■ PROBLEM TO SOLVE: For the records below, give the number of lines where the string "VELVET" occurs. Include nothing else.

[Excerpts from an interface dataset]
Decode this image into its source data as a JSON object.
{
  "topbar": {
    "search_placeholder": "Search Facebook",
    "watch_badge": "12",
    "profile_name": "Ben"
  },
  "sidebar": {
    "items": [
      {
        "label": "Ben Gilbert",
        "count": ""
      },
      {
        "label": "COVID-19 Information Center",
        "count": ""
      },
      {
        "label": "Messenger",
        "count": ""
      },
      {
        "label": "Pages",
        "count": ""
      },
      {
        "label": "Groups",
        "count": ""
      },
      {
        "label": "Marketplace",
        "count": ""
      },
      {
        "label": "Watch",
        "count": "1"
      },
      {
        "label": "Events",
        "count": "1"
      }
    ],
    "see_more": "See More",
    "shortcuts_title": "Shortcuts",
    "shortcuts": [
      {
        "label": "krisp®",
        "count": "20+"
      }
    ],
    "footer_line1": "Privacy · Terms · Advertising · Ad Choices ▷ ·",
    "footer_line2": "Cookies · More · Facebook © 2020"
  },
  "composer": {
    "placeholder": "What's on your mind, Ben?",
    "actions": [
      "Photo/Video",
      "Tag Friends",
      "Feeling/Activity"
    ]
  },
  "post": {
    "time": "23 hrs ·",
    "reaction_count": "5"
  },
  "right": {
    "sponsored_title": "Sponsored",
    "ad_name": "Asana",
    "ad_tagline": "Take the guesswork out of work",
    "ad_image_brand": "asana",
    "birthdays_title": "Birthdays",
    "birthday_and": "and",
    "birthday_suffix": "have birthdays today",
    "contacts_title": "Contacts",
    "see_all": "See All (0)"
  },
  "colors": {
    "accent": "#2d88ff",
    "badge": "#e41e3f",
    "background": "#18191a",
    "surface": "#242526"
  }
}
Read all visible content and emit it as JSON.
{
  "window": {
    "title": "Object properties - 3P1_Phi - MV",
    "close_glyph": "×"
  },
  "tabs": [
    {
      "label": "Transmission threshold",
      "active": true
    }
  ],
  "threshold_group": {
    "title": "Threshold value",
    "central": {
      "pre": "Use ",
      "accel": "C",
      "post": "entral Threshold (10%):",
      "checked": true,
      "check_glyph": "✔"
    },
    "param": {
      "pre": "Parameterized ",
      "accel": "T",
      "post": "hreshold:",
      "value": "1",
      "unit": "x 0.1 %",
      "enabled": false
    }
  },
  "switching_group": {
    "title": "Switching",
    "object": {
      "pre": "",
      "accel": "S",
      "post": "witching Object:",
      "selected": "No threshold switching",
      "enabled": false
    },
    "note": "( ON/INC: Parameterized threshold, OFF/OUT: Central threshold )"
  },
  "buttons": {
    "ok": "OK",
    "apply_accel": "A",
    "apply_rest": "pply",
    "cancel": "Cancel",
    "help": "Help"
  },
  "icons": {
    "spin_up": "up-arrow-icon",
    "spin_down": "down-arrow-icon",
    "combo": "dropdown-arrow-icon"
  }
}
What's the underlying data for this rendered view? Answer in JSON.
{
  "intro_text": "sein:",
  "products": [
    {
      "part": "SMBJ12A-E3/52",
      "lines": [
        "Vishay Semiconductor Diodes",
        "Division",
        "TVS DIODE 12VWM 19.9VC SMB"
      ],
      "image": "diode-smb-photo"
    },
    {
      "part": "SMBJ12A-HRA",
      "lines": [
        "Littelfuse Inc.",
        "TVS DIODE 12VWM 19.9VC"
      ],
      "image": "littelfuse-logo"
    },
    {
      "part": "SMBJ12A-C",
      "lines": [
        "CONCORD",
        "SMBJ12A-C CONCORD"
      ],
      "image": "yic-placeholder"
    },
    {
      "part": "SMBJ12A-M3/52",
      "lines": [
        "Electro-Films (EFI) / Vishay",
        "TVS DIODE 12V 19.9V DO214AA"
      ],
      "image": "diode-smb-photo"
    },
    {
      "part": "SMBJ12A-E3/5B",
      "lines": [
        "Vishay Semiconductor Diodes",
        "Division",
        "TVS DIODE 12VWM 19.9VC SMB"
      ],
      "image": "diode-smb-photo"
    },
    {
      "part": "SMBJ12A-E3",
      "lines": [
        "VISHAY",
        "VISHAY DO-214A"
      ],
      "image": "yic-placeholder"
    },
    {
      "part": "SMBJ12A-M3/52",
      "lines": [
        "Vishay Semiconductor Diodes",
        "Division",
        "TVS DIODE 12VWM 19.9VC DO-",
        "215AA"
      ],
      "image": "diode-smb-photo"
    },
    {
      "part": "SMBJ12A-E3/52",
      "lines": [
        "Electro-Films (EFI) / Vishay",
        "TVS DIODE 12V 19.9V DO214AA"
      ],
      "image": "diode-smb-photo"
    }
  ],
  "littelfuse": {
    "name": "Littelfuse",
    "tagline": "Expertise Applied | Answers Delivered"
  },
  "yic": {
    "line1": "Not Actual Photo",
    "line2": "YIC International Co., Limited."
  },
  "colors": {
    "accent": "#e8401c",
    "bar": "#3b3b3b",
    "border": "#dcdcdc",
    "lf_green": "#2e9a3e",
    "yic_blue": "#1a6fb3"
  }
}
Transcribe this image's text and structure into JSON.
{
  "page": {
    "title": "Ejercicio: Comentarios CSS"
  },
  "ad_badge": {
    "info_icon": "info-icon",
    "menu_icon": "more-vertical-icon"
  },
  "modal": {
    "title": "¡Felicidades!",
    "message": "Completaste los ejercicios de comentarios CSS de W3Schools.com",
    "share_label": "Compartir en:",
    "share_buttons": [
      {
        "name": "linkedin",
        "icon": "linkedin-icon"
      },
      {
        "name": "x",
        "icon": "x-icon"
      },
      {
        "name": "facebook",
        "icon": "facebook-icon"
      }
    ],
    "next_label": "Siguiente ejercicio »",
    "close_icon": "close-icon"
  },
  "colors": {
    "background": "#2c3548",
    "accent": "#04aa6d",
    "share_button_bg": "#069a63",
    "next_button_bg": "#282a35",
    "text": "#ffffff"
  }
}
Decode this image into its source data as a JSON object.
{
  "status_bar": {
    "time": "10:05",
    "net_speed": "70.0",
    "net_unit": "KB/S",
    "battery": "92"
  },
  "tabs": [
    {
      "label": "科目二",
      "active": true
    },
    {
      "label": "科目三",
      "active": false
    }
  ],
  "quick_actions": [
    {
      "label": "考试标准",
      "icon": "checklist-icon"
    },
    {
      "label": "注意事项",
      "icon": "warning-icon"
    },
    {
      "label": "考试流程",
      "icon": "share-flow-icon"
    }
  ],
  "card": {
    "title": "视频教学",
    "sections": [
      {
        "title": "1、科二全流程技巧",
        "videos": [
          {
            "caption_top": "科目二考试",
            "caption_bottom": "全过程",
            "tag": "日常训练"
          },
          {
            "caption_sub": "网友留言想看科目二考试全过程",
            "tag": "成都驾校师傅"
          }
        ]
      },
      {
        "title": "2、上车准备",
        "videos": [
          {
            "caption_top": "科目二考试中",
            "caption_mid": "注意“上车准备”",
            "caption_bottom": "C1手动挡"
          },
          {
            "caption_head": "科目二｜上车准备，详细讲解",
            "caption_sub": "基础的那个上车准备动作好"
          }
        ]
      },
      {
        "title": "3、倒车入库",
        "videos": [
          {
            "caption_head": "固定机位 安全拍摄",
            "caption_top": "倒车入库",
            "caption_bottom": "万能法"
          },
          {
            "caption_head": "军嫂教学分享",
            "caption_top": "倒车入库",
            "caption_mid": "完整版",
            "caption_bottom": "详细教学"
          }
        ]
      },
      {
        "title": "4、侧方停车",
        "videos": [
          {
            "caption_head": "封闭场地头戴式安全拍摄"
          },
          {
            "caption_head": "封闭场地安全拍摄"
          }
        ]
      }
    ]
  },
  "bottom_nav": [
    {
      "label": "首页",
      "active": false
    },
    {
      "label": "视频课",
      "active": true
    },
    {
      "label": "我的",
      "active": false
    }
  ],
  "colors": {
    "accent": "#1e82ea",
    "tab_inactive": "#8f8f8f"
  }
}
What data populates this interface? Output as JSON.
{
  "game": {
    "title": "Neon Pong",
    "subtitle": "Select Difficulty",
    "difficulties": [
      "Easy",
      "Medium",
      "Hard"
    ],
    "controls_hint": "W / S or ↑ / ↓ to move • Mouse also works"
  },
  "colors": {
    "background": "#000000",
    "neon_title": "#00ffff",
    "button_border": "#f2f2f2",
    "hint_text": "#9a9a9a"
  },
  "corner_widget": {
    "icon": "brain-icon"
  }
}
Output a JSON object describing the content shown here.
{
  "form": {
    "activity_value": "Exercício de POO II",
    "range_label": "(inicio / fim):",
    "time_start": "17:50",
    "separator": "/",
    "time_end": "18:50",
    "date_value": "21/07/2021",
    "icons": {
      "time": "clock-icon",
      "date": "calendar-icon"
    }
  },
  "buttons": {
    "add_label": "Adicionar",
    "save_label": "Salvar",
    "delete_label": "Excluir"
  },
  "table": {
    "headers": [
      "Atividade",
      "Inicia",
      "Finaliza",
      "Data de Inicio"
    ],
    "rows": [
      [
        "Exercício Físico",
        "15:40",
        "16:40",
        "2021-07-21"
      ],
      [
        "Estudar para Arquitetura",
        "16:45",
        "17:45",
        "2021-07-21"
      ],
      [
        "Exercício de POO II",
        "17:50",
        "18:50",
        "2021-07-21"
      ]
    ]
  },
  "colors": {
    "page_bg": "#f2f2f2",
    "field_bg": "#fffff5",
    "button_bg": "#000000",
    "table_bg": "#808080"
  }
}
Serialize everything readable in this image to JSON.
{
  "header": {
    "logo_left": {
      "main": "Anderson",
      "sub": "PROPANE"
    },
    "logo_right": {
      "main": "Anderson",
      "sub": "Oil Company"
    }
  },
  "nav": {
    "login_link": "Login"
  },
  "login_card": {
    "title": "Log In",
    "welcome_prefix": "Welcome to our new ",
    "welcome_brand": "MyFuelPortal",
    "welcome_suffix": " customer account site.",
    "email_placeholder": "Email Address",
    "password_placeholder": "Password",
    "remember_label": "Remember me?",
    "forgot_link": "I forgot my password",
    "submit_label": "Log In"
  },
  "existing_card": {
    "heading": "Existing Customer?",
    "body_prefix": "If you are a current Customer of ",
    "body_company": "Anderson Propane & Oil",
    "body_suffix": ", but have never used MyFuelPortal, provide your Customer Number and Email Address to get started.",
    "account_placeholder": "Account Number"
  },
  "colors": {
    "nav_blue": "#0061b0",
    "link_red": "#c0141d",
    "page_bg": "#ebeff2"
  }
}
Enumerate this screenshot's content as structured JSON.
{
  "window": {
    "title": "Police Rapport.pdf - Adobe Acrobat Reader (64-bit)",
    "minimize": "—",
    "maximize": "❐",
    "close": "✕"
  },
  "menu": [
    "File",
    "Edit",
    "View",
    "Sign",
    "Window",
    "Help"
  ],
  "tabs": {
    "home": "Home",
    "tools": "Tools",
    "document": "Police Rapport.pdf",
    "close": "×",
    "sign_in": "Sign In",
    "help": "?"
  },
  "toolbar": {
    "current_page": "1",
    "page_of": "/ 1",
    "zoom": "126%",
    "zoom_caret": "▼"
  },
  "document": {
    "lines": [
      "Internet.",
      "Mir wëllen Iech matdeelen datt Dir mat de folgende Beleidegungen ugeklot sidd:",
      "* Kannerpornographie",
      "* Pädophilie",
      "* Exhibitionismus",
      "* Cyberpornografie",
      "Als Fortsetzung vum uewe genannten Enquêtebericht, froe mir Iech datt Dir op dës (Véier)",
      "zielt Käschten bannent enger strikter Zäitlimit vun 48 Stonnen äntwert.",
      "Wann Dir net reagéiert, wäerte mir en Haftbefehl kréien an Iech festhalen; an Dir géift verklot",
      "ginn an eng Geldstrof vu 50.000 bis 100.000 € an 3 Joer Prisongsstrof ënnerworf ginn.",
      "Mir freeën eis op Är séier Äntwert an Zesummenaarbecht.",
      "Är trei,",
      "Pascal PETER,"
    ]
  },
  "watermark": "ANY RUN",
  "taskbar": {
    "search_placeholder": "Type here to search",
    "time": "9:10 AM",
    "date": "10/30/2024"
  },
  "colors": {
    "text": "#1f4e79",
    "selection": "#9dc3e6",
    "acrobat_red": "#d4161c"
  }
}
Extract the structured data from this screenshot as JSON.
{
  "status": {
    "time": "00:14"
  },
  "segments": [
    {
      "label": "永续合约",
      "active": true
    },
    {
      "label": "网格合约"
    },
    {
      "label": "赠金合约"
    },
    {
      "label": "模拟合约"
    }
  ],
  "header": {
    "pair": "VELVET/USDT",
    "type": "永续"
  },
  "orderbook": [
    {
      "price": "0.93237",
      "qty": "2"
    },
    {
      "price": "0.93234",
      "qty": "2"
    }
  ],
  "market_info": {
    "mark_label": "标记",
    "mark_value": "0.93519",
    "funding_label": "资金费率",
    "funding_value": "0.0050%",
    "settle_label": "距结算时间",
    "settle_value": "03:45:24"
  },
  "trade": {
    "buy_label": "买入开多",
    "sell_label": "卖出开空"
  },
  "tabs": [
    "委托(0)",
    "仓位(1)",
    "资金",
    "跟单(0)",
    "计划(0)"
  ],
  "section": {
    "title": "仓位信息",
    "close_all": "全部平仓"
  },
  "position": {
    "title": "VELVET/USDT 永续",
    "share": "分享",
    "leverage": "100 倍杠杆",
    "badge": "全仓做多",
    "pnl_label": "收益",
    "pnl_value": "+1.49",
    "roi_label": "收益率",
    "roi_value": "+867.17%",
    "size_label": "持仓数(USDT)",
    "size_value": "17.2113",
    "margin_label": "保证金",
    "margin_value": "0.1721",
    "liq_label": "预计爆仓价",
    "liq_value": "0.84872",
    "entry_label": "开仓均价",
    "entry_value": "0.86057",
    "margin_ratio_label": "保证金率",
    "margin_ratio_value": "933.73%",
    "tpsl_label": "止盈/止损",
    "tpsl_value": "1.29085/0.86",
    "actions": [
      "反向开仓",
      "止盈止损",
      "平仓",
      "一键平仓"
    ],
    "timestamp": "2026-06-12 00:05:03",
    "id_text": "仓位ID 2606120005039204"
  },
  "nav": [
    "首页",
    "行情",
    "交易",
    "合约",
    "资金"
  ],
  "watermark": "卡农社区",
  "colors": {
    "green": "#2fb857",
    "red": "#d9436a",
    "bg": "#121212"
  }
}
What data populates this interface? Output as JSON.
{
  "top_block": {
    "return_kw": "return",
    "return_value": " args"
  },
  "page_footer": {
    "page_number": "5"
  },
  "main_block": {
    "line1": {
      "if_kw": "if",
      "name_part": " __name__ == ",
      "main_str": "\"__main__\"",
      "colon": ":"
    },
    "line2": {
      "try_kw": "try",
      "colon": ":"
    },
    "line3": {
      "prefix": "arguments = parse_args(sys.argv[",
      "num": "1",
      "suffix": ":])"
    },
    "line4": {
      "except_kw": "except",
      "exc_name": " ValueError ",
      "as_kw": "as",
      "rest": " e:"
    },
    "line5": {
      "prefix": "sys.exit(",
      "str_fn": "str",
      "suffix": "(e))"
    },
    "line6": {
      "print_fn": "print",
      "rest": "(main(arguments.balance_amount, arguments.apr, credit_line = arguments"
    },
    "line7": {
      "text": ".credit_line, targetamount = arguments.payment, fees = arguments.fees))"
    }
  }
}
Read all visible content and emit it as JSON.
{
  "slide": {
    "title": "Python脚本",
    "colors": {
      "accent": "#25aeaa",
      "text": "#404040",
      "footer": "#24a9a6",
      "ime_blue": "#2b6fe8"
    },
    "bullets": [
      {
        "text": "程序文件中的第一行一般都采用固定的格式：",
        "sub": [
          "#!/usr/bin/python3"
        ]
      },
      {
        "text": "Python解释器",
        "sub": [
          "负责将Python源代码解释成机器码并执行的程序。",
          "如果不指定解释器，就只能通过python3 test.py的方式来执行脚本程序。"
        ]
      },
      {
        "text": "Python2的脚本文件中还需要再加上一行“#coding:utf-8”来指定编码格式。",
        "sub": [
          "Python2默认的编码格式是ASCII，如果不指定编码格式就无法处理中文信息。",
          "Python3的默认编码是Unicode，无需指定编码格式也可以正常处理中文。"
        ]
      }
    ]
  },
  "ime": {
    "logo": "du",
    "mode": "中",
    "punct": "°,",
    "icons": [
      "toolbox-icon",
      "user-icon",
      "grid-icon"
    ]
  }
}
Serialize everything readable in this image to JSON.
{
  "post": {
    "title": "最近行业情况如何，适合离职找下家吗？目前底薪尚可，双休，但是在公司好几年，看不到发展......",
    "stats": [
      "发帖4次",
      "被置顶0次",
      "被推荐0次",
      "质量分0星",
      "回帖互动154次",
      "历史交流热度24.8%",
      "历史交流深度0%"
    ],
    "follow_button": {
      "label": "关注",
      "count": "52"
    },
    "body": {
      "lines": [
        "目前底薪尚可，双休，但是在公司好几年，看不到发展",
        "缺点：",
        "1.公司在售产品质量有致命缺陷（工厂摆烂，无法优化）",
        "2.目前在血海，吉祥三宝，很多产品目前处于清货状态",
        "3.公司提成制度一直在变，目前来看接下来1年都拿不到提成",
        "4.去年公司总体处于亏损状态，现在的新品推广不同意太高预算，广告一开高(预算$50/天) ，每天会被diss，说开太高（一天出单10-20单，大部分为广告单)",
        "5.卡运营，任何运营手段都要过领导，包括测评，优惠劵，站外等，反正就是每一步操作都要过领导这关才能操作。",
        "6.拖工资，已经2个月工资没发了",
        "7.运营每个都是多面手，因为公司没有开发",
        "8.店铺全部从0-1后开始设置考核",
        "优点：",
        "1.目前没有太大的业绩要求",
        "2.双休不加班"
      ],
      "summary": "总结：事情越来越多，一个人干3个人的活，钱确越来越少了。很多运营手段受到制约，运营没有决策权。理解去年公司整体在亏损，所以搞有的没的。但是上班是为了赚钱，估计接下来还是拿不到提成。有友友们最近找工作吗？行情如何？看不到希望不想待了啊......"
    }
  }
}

■ EXERCISE RESULT: 2